Anyone who’s spent a significant amount of time puzzling in vain over how to get each side of a Rubik’s Cube the same colour can thank Hungarian sculptor Ernő Rubik for those lost hours. Also a professor of architecture, Rubik created the eponymous Rubik’s Cube in 1974 and the toy went on to become one of the world’s best sellers. Initially released as the Magic Cube, it was in 1980 that the puzzle was renamed after its inventor. Today, competitions are held to see who can solve the Rubik’s Cube the fastest with the current record standing at 4.73 seconds.
If it weren’t for Hungarian newspaper editor László Biró, the pen as we know it today may never have been invented. Previously forced to use the fountain pen, with its constant need to be refilled and ability to smudge with the slightest touch, Biró created the ballpoint pen in the early 1900s as an alternative solution and the world has never looked back. Also known as the Biro, the pen combines ink of a specific viscosity with a ball-socket design to allow ease of use.
Allowing theatre goers to see the stage more clearly, Joseph Petzval is credited with inventing opera glasses in the 1800s. The mathematician, physicist and inventor is known today for his contributions to the field of optics. Among his other notable inventions is the Petzval lens, which is still popular today in a more modern form thanks to its ability to take great portrait photographs.
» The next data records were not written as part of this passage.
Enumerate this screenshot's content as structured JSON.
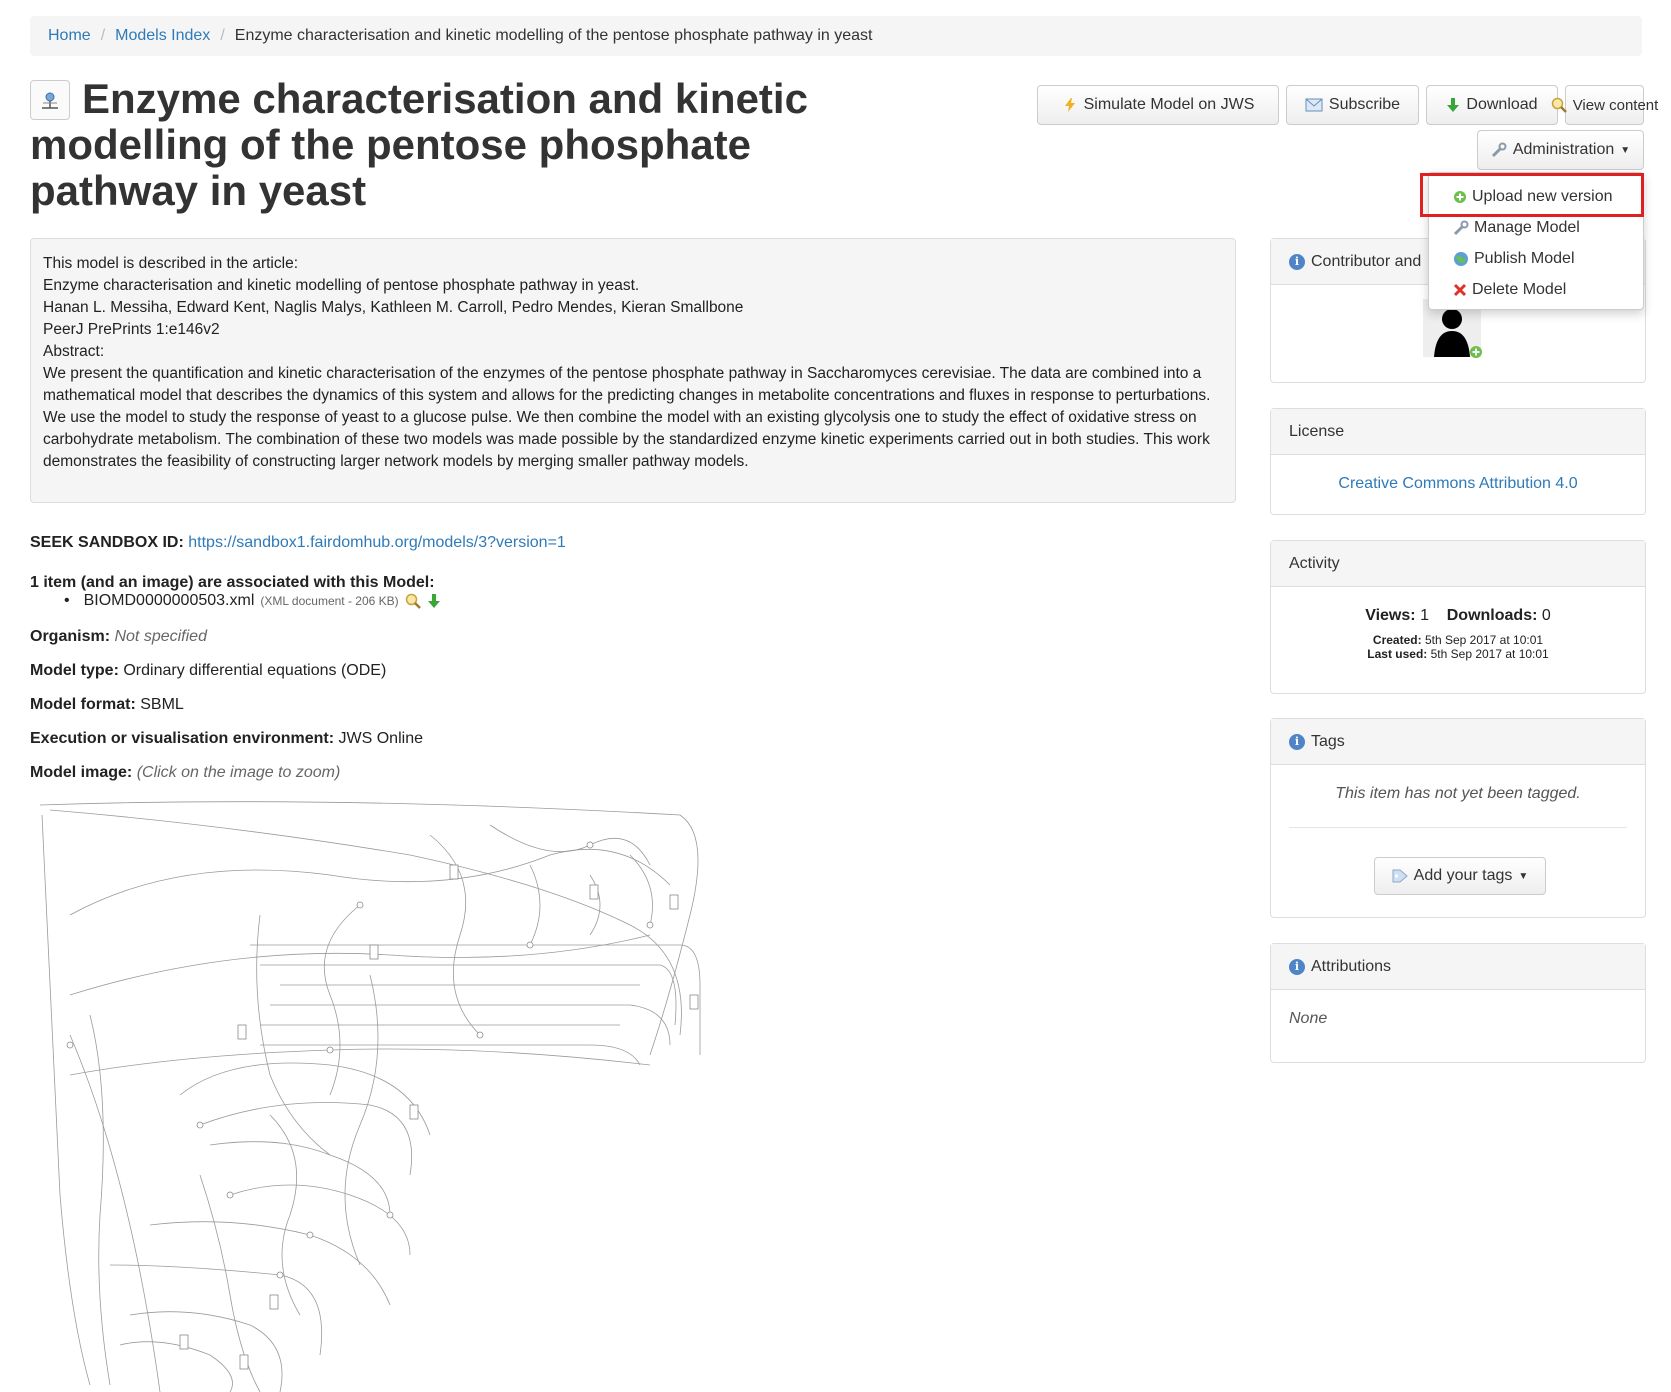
{
  "breadcrumb": {
    "home": "Home",
    "models_index": "Models Index",
    "current": "Enzyme characterisation and kinetic modelling of the pentose phosphate pathway in yeast"
  },
  "title": "Enzyme characterisation and kinetic modelling of the pentose phosphate pathway in yeast",
  "toolbar": {
    "simulate": "Simulate Model on JWS",
    "subscribe": "Subscribe",
    "download": "Download",
    "view_content": "View content",
    "administration": "Administration"
  },
  "admin_menu": {
    "upload": "Upload new version",
    "manage": "Manage Model",
    "publish": "Publish Model",
    "delete": "Delete Model"
  },
  "description": {
    "line1": "This model is described in the article:",
    "line2": "Enzyme characterisation and kinetic modelling of pentose phosphate pathway in yeast.",
    "line3": "Hanan L. Messiha, Edward Kent, Naglis Malys, Kathleen M. Carroll, Pedro Mendes, Kieran Smallbone",
    "line4": "PeerJ PrePrints 1:e146v2",
    "line5": "Abstract:",
    "abstract": "We present the quantification and kinetic characterisation of the enzymes of the pentose phosphate pathway in Saccharomyces cerevisiae. The data are combined into a mathematical model that describes the dynamics of this system and allows for the predicting changes in metabolite concentrations and fluxes in response to perturbations. We use the model to study the response of yeast to a glucose pulse. We then combine the model with an existing glycolysis one to study the effect of oxidative stress on carbohydrate metabolism. The combination of these two models was made possible by the standardized enzyme kinetic experiments carried out in both studies. This work demonstrates the feasibility of constructing larger network models by merging smaller pathway models."
  },
  "meta": {
    "seek_label": "SEEK SANDBOX ID:",
    "seek_url": "https://sandbox1.fairdomhub.org/models/3?version=1",
    "assoc_heading": "1 item (and an image) are associated with this Model:",
    "file_name": "BIOMD0000000503.xml",
    "file_info": "(XML document - 206 KB)",
    "organism_label": "Organism:",
    "organism_value": "Not specified",
    "model_type_label": "Model type:",
    "model_type_value": "Ordinary differential equations (ODE)",
    "model_format_label": "Model format:",
    "model_format_value": "SBML",
    "exec_env_label": "Execution or visualisation environment:",
    "exec_env_value": "JWS Online",
    "model_image_label": "Model image:",
    "model_image_hint": "(Click on the image to zoom)"
  },
  "panels": {
    "contributor_heading": "Contributor and",
    "license_heading": "License",
    "license_value": "Creative Commons Attribution 4.0",
    "activity_heading": "Activity",
    "views_label": "Views:",
    "views_value": "1",
    "downloads_label": "Downloads:",
    "downloads_value": "0",
    "created_label": "Created:",
    "created_value": "5th Sep 2017 at 10:01",
    "last_used_label": "Last used:",
    "last_used_value": "5th Sep 2017 at 10:01",
    "tags_heading": "Tags",
    "tags_empty": "This item has not yet been tagged.",
    "add_tags": "Add your tags",
    "attributions_heading": "Attributions",
    "attributions_value": "None"
  },
  "colors": {
    "link": "#2f7ab8",
    "highlight": "#e02020",
    "delete_icon": "#e0302a",
    "download_icon": "#3aa63a"
  }
}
Seen by many as the first car the average citizen could afford, the iconic Ford Model T was first produced in 1908 and remained popular until production was stopped in 1927. The team behind its design and creation was initially two thirds Hungarian, with engineers Jószef Galam and Eugene Farkas both playing a role in its conception. The former was chief designer at Ford and contributed much to the automobile’s design; Farkas was dismissed after a disagreement with a colleague.
Hungarian physiologist Albert Szent-Gyorgyi began his career as a student at Budapest’s Semmelweis University, before World War One broke out and he headed to the battlefield to serve as an army medic. Purposefully shooting himself in the arm earned him medical leave and as a result, he completed his studies before taking on a position at the University of Szeged. Along with research fellow Joseph Svirbely, it was during this time that Szent-Gyorgi discovered Vitamin-C, which would play a significant role in his winning the Nobel Prize in Physiology or Medicine in 1937. Today Vitamin C is commonly known for its immune system boosting properties and can easily be found in shops and pharmacies around the world.